Land and Water Acknowledgement

National Park Service

San Antonio Missions National Historical Park

Land and Water Acknowledgement

The National Park Service, San Antonio Missions National Historical Park acknowledges the San Antonio River as Yanaguana (“Spirit Waters” in Payaya) and the landscape we now call San Antonio, Texas as the ancestral homeland of numerous, distinct indigenous peoples since time immemorial whose direct descendants are among us today. This acknowledgement honors the unbroken ties between indigenous peoples and their traditional lands and waterways.

The history of the Missions is intertwined with the complex legacy of European colonialism. Indigenous agency and resilience are apparent through the diversity of responses to this period of upheaval and cultural transformation. The Spanish recorded hundreds of indigenous groups and bands, often referred to collectively as “Coahuiltecans.” Since the early 1700s, concurrent with the establishment of the Missions, several sovereign nations including the Alabama-Coushatta Tribe of Texas, Apache Tribe of Oklahoma, Comanche Nation, Oklahoma, Coushatta Tribe of Louisiana, Mescalero Apache Tribe of the Mescalero Reservation, New Mexico, Tonkawa Tribe of Indians of Oklahoma, and the Wichita and Affiliated Tribes, Oklahoma are identified as traditionally associated. Other distinct cultural groups with ties to the Missions dating to the historic Mission period include the Canary Islander Descendant community. Mission Descendant families come from a diverse group of Texans with combinations of Indigenous, Latino, and European heritage. Today, there are numerous Mission Descendant families and Non-Federally Recognized Indian Groups in San Antonio, TX including the Lipan Apache, Tehuan Band of Mission Indians, the San Antonio Mission Indian Descendants, and the Tap Pilam Coahuiltecan Nation – many with close ties to specific Missions and who continue to know the Missions as home – places of birth, baptisms, marriages, and the final resting places of relatives – with enduring sacred and spiritual ties.

Today, San Antonio is the 7th largest city in the U.S. where an estimated 30,000 urban indigenous peoples reside and is also the largest Hispanic majority city in the country.

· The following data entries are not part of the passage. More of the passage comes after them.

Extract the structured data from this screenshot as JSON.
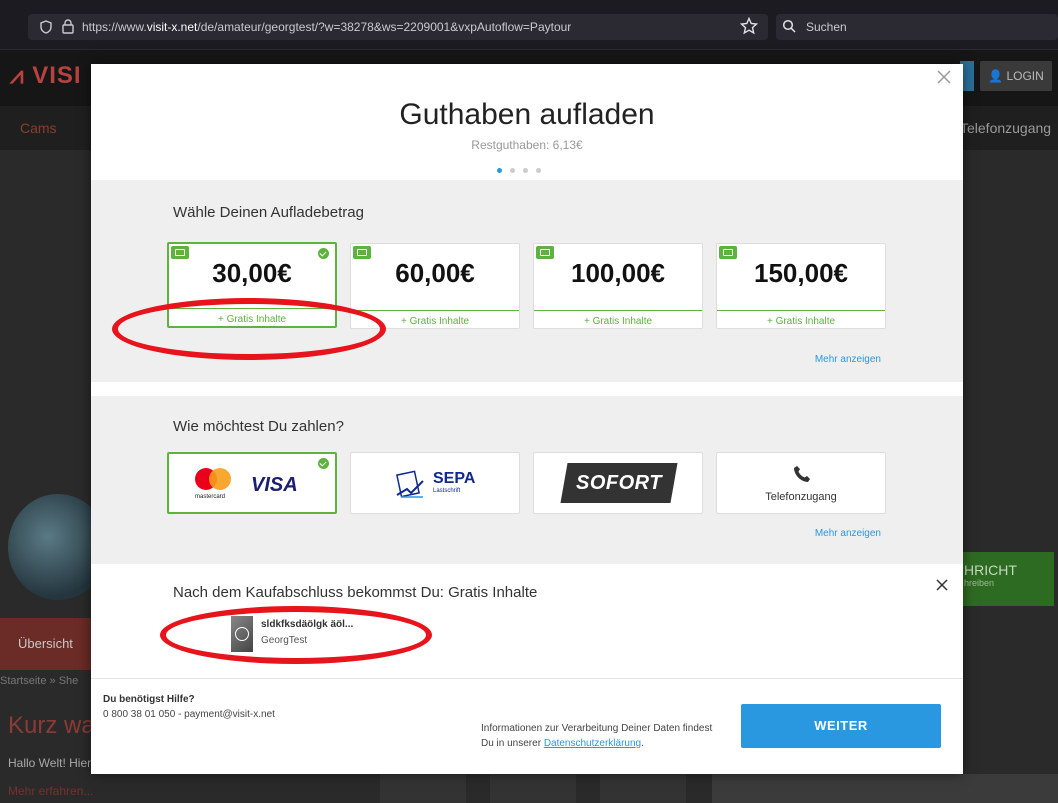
{
  "browser": {
    "url_prefix": "https://www.",
    "url_host": "visit-x.net",
    "url_path": "/de/amateur/georgtest/?w=38278&ws=2209001&vxpAutoflow=Paytour",
    "search_placeholder": "Suchen"
  },
  "site": {
    "logo_text": "VISI",
    "login_label": "LOGIN",
    "nav_cams": "Cams",
    "nav_telefon": "Telefonzugang",
    "tab_overview": "Übersicht",
    "breadcrumb": "Startseite » She",
    "heading": "Kurz was",
    "intro_text": "Hallo Welt! Hier",
    "more_link": "Mehr erfahren...",
    "message_button": "HRICHT",
    "message_button_sub": "hreiben"
  },
  "modal": {
    "title": "Guthaben aufladen",
    "subtitle": "Restguthaben: 6,13€",
    "step_count": 4,
    "active_step": 0,
    "amount_section_title": "Wähle Deinen Aufladebetrag",
    "amounts": [
      {
        "value": "30,00€",
        "bonus": "+ Gratis Inhalte",
        "selected": true
      },
      {
        "value": "60,00€",
        "bonus": "+ Gratis Inhalte",
        "selected": false
      },
      {
        "value": "100,00€",
        "bonus": "+ Gratis Inhalte",
        "selected": false
      },
      {
        "value": "150,00€",
        "bonus": "+ Gratis Inhalte",
        "selected": false
      }
    ],
    "amount_more": "Mehr anzeigen",
    "pay_section_title": "Wie möchtest Du zahlen?",
    "payment_methods": [
      {
        "name": "VISA",
        "sub": "mastercard",
        "selected": true
      },
      {
        "name": "SEPA",
        "sub": "Lastschrift",
        "selected": false
      },
      {
        "name": "SOFORT",
        "selected": false
      },
      {
        "name": "Telefonzugang",
        "selected": false
      }
    ],
    "pay_more": "Mehr anzeigen",
    "gratis_title": "Nach dem Kaufabschluss bekommst Du: Gratis Inhalte",
    "gratis_item": {
      "name": "sldkfksdäölgk äöl...",
      "author": "GeorgTest"
    },
    "help_title": "Du benötigst Hilfe?",
    "help_contact": "0 800 38 01 050 - payment@visit-x.net",
    "privacy_text": "Informationen zur Verarbeitung Deiner Daten findest Du in unserer",
    "privacy_link": "Datenschutzerklärung",
    "privacy_end": ".",
    "submit_label": "WEITER"
  },
  "colors": {
    "accent_blue": "#2a98e0",
    "success_green": "#5db33e",
    "annotation_red": "#e8141c"
  }
}
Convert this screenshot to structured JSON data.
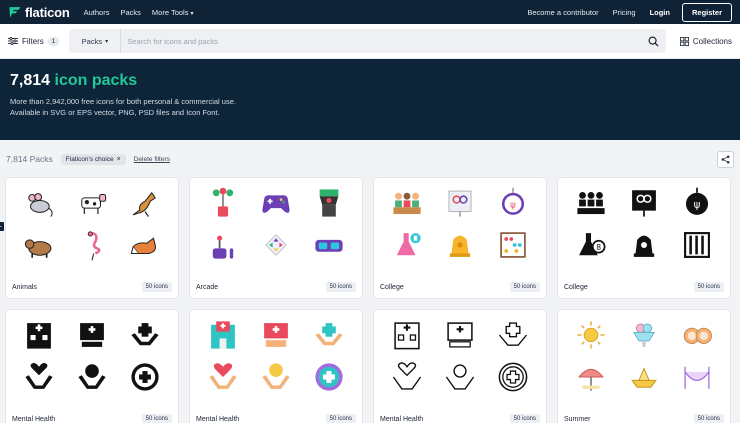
{
  "nav": {
    "logo_text": "flaticon",
    "links": [
      "Authors",
      "Packs",
      "More Tools"
    ],
    "right_links": [
      "Become a contributor",
      "Pricing"
    ],
    "login": "Login",
    "register": "Register"
  },
  "search": {
    "filters_label": "Filters",
    "filters_count": "1",
    "type_selected": "Packs",
    "placeholder": "Search for icons and packs",
    "collections_label": "Collections"
  },
  "hero": {
    "count": "7,814",
    "title_accent": "icon packs",
    "line1": "More than 2,942,000 free icons for both personal & commercial use.",
    "line2": "Available in SVG or EPS vector, PNG, PSD files and Icon Font."
  },
  "filter_row": {
    "count_text": "7,814 Packs",
    "chip_label": "Flaticon's choice",
    "chip_close": "×",
    "delete_label": "Delete filters"
  },
  "cards": [
    {
      "name": "Animals",
      "badge": "50 icons",
      "style": "lineal-color"
    },
    {
      "name": "Arcade",
      "badge": "50 icons",
      "style": "flat"
    },
    {
      "name": "College",
      "badge": "50 icons",
      "style": "flat"
    },
    {
      "name": "College",
      "badge": "50 icons",
      "style": "glyph"
    },
    {
      "name": "Mental Health",
      "badge": "50 icons",
      "style": "glyph"
    },
    {
      "name": "Mental Health",
      "badge": "50 icons",
      "style": "flat"
    },
    {
      "name": "Mental Health",
      "badge": "50 icons",
      "style": "lineal"
    },
    {
      "name": "Summer",
      "badge": "50 icons",
      "style": "lineal-color"
    }
  ],
  "colors": {
    "nav_bg": "#0f2236",
    "hero_bg": "#0e2438",
    "accent": "#20c997"
  }
}
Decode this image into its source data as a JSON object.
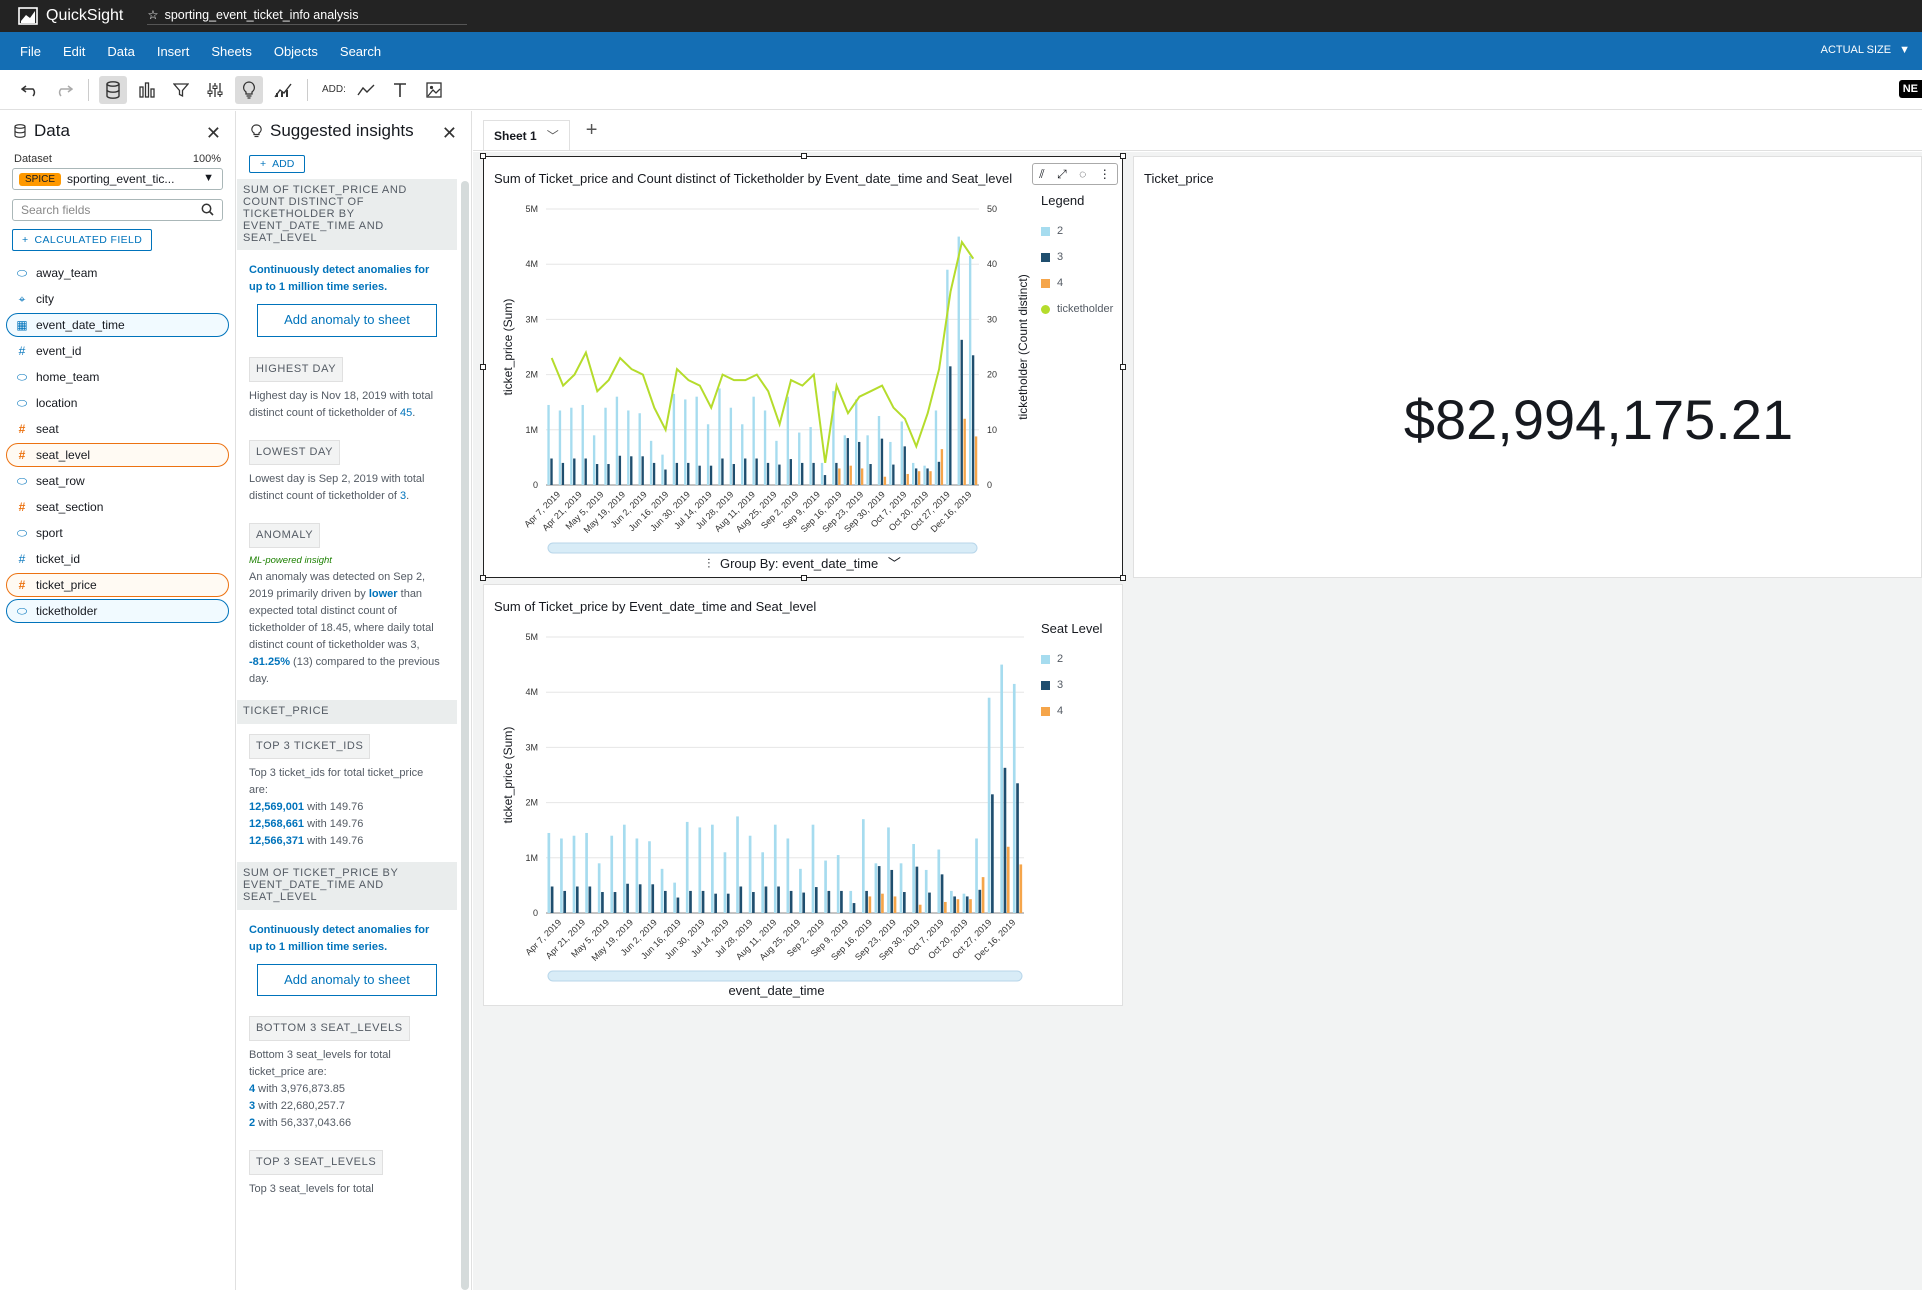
{
  "app": {
    "brand": "QuickSight",
    "analysis_title": "sporting_event_ticket_info analysis"
  },
  "menu": [
    "File",
    "Edit",
    "Data",
    "Insert",
    "Sheets",
    "Objects",
    "Search"
  ],
  "actual_size": "ACTUAL SIZE",
  "toolbar": {
    "add_label": "ADD:",
    "ne_badge": "NE"
  },
  "data_pane": {
    "title": "Data",
    "dataset_label": "Dataset",
    "dataset_pct": "100%",
    "spice_badge": "SPICE",
    "dataset_name": "sporting_event_tic...",
    "search_placeholder": "Search fields",
    "calculated_field": "CALCULATED FIELD",
    "fields": [
      {
        "name": "away_team",
        "type": "dim",
        "icon": "tag-icon"
      },
      {
        "name": "city",
        "type": "geo",
        "icon": "location-pin-icon"
      },
      {
        "name": "event_date_time",
        "type": "date",
        "icon": "calendar-icon",
        "selected": "blue"
      },
      {
        "name": "event_id",
        "type": "num",
        "icon": "hash-icon"
      },
      {
        "name": "home_team",
        "type": "dim",
        "icon": "tag-icon"
      },
      {
        "name": "location",
        "type": "dim",
        "icon": "tag-icon"
      },
      {
        "name": "seat",
        "type": "meas",
        "icon": "hash-icon"
      },
      {
        "name": "seat_level",
        "type": "meas",
        "icon": "hash-icon",
        "selected": "orange"
      },
      {
        "name": "seat_row",
        "type": "dim",
        "icon": "tag-icon"
      },
      {
        "name": "seat_section",
        "type": "meas",
        "icon": "hash-icon"
      },
      {
        "name": "sport",
        "type": "dim",
        "icon": "tag-icon"
      },
      {
        "name": "ticket_id",
        "type": "num",
        "icon": "hash-icon"
      },
      {
        "name": "ticket_price",
        "type": "meas",
        "icon": "hash-icon",
        "selected": "orange"
      },
      {
        "name": "ticketholder",
        "type": "dim",
        "icon": "tag-icon",
        "selected": "blue"
      }
    ]
  },
  "insights": {
    "title": "Suggested insights",
    "add": "ADD",
    "sec1_head": "SUM OF TICKET_PRICE AND COUNT DISTINCT OF TICKETHOLDER BY EVENT_DATE_TIME AND SEAT_LEVEL",
    "detect_text": "Continuously detect anomalies for up to 1 million time series.",
    "anomaly_btn": "Add anomaly to sheet",
    "highest_tag": "HIGHEST DAY",
    "highest_text_a": "Highest day is Nov 18, 2019 with total distinct count of ticketholder of",
    "highest_val": "45",
    "lowest_tag": "LOWEST DAY",
    "lowest_text_a": "Lowest day is Sep 2, 2019 with total distinct count of ticketholder of",
    "lowest_val": "3",
    "anomaly_tag": "ANOMALY",
    "ml_tag": "ML-powered insight",
    "anomaly_text_a": "An anomaly was detected on Sep 2, 2019 primarily driven by",
    "anomaly_lower": "lower",
    "anomaly_text_b": "than expected total distinct count of ticketholder of 18.45, where daily total distinct count of ticketholder was 3,",
    "anomaly_pct": "-81.25%",
    "anomaly_text_c": "(13) compared to the previous day.",
    "sec2_head": "TICKET_PRICE",
    "top3_tag": "TOP 3 TICKET_IDS",
    "top3_text": "Top 3 ticket_ids for total ticket_price are:",
    "top3_items": [
      {
        "id": "12,569,001",
        "rest": " with 149.76"
      },
      {
        "id": "12,568,661",
        "rest": " with 149.76"
      },
      {
        "id": "12,566,371",
        "rest": " with 149.76"
      }
    ],
    "sec3_head": "SUM OF TICKET_PRICE BY EVENT_DATE_TIME AND SEAT_LEVEL",
    "bottom3_tag": "BOTTOM 3 SEAT_LEVELS",
    "bottom3_text": "Bottom 3 seat_levels for total ticket_price are:",
    "bottom3_items": [
      {
        "id": "4",
        "rest": " with 3,976,873.85"
      },
      {
        "id": "3",
        "rest": " with 22,680,257.7"
      },
      {
        "id": "2",
        "rest": " with 56,337,043.66"
      }
    ],
    "top3lvl_tag": "TOP 3 SEAT_LEVELS",
    "top3lvl_text": "Top 3 seat_levels for total"
  },
  "sheet": {
    "tab": "Sheet 1"
  },
  "kpi": {
    "title": "Ticket_price",
    "value": "$82,994,175.21"
  },
  "colors": {
    "lvl2": "#a6dcef",
    "lvl3": "#1f4e6e",
    "lvl4": "#f5a54a",
    "line": "#b5dc2c",
    "menu": "#146eb4"
  },
  "chart_data": [
    {
      "type": "bar",
      "title": "Sum of Ticket_price and Count distinct of Ticketholder by Event_date_time and Seat_level",
      "ylabel": "ticket_price (Sum)",
      "y2label": "ticketholder (Count distinct)",
      "group_by": "Group By: event_date_time",
      "legend_title": "Legend",
      "ylim": [
        0,
        5000000
      ],
      "y2lim": [
        0,
        50
      ],
      "yticks": [
        "0",
        "1M",
        "2M",
        "3M",
        "4M",
        "5M"
      ],
      "y2ticks": [
        "0",
        "10",
        "20",
        "30",
        "40",
        "50"
      ],
      "x_tick_labels": [
        "Apr 7, 2019",
        "Apr 21, 2019",
        "May 5, 2019",
        "May 19, 2019",
        "Jun 2, 2019",
        "Jun 16, 2019",
        "Jun 30, 2019",
        "Jul 14, 2019",
        "Jul 28, 2019",
        "Aug 11, 2019",
        "Aug 25, 2019",
        "Sep 2, 2019",
        "Sep 9, 2019",
        "Sep 16, 2019",
        "Sep 23, 2019",
        "Sep 30, 2019",
        "Oct 7, 2019",
        "Oct 20, 2019",
        "Oct 27, 2019",
        "Dec 16, 2019"
      ],
      "series": [
        {
          "name": "2",
          "values": [
            1.45,
            1.35,
            1.4,
            1.45,
            0.9,
            1.4,
            1.6,
            1.35,
            1.3,
            0.8,
            0.55,
            1.65,
            1.55,
            1.6,
            1.1,
            1.75,
            1.4,
            1.1,
            1.6,
            1.35,
            0.8,
            1.6,
            0.95,
            1.05,
            0.4,
            1.7,
            0.9,
            1.55,
            0.9,
            1.25,
            0.78,
            1.15,
            0.4,
            0.35,
            1.35,
            3.9,
            4.5,
            4.15
          ]
        },
        {
          "name": "3",
          "values": [
            0.48,
            0.4,
            0.48,
            0.48,
            0.38,
            0.38,
            0.53,
            0.52,
            0.52,
            0.4,
            0.28,
            0.4,
            0.4,
            0.35,
            0.35,
            0.48,
            0.38,
            0.48,
            0.48,
            0.4,
            0.37,
            0.47,
            0.4,
            0.4,
            0.18,
            0.4,
            0.85,
            0.78,
            0.38,
            0.84,
            0.37,
            0.7,
            0.3,
            0.3,
            0.42,
            2.15,
            2.63,
            2.35
          ]
        },
        {
          "name": "4",
          "values": [
            0,
            0,
            0,
            0,
            0,
            0,
            0,
            0,
            0,
            0,
            0,
            0,
            0,
            0,
            0,
            0,
            0,
            0,
            0,
            0,
            0,
            0,
            0,
            0,
            0,
            0.3,
            0.35,
            0.3,
            0,
            0.15,
            0,
            0.2,
            0.25,
            0.25,
            0.65,
            0,
            1.2,
            0.88
          ]
        }
      ],
      "series_units": "millions",
      "line": {
        "name": "ticketholder",
        "values": [
          23,
          18,
          20,
          24,
          17,
          19,
          23,
          21,
          20,
          14,
          10,
          21,
          19,
          18,
          14,
          20,
          19,
          19,
          20,
          17,
          11,
          19,
          18,
          20,
          4,
          18,
          13,
          16,
          17,
          18,
          14,
          12,
          7,
          13,
          21,
          35,
          44,
          41
        ]
      }
    },
    {
      "type": "bar",
      "title": "Sum of Ticket_price by Event_date_time and Seat_level",
      "ylabel": "ticket_price (Sum)",
      "xlabel": "event_date_time",
      "legend_title": "Seat Level",
      "ylim": [
        0,
        5000000
      ],
      "yticks": [
        "0",
        "1M",
        "2M",
        "3M",
        "4M",
        "5M"
      ],
      "x_tick_labels": [
        "Apr 7, 2019",
        "Apr 21, 2019",
        "May 5, 2019",
        "May 19, 2019",
        "Jun 2, 2019",
        "Jun 16, 2019",
        "Jun 30, 2019",
        "Jul 14, 2019",
        "Jul 28, 2019",
        "Aug 11, 2019",
        "Aug 25, 2019",
        "Sep 2, 2019",
        "Sep 9, 2019",
        "Sep 16, 2019",
        "Sep 23, 2019",
        "Sep 30, 2019",
        "Oct 7, 2019",
        "Oct 20, 2019",
        "Oct 27, 2019",
        "Dec 16, 2019"
      ],
      "series": [
        {
          "name": "2",
          "values": [
            1.45,
            1.35,
            1.4,
            1.45,
            0.9,
            1.4,
            1.6,
            1.35,
            1.3,
            0.8,
            0.55,
            1.65,
            1.55,
            1.6,
            1.1,
            1.75,
            1.4,
            1.1,
            1.6,
            1.35,
            0.8,
            1.6,
            0.95,
            1.05,
            0.4,
            1.7,
            0.9,
            1.55,
            0.9,
            1.25,
            0.78,
            1.15,
            0.4,
            0.35,
            1.35,
            3.9,
            4.5,
            4.15
          ]
        },
        {
          "name": "3",
          "values": [
            0.48,
            0.4,
            0.48,
            0.48,
            0.38,
            0.38,
            0.53,
            0.52,
            0.52,
            0.4,
            0.28,
            0.4,
            0.4,
            0.35,
            0.35,
            0.48,
            0.38,
            0.48,
            0.48,
            0.4,
            0.37,
            0.47,
            0.4,
            0.4,
            0.18,
            0.4,
            0.85,
            0.78,
            0.38,
            0.84,
            0.37,
            0.7,
            0.3,
            0.3,
            0.42,
            2.15,
            2.63,
            2.35
          ]
        },
        {
          "name": "4",
          "values": [
            0,
            0,
            0,
            0,
            0,
            0,
            0,
            0,
            0,
            0,
            0,
            0,
            0,
            0,
            0,
            0,
            0,
            0,
            0,
            0,
            0,
            0,
            0,
            0,
            0,
            0.3,
            0.35,
            0.3,
            0,
            0.15,
            0,
            0.2,
            0.25,
            0.25,
            0.65,
            0,
            1.2,
            0.88
          ]
        }
      ],
      "series_units": "millions"
    }
  ]
}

Six nations have claimed sovereignty over Texas (Kingdom of Spain, Kingdom of France, Republic of Mexico, Republic of Texas, Confederate States of America, and United States of America).

San Antonio Missions National Historical Park and San Antonio Missions World Heritage Site is working with the diverse indigenous and other traditionally associated communities toward an inclusive, respectful recognition of the complex human history of this special place and refinement of the water and land acknowledgement toward a more just, equitable, relevant, and inclusive approach to site understanding and management.

Creek and Rocks
NPS Photo

Last updated: September 6, 2023

Park footer

Contact Info

Mailing Address:

2202 Roosevelt Avenue

San Antonio, TX 78210


210 932-1001

Contact Us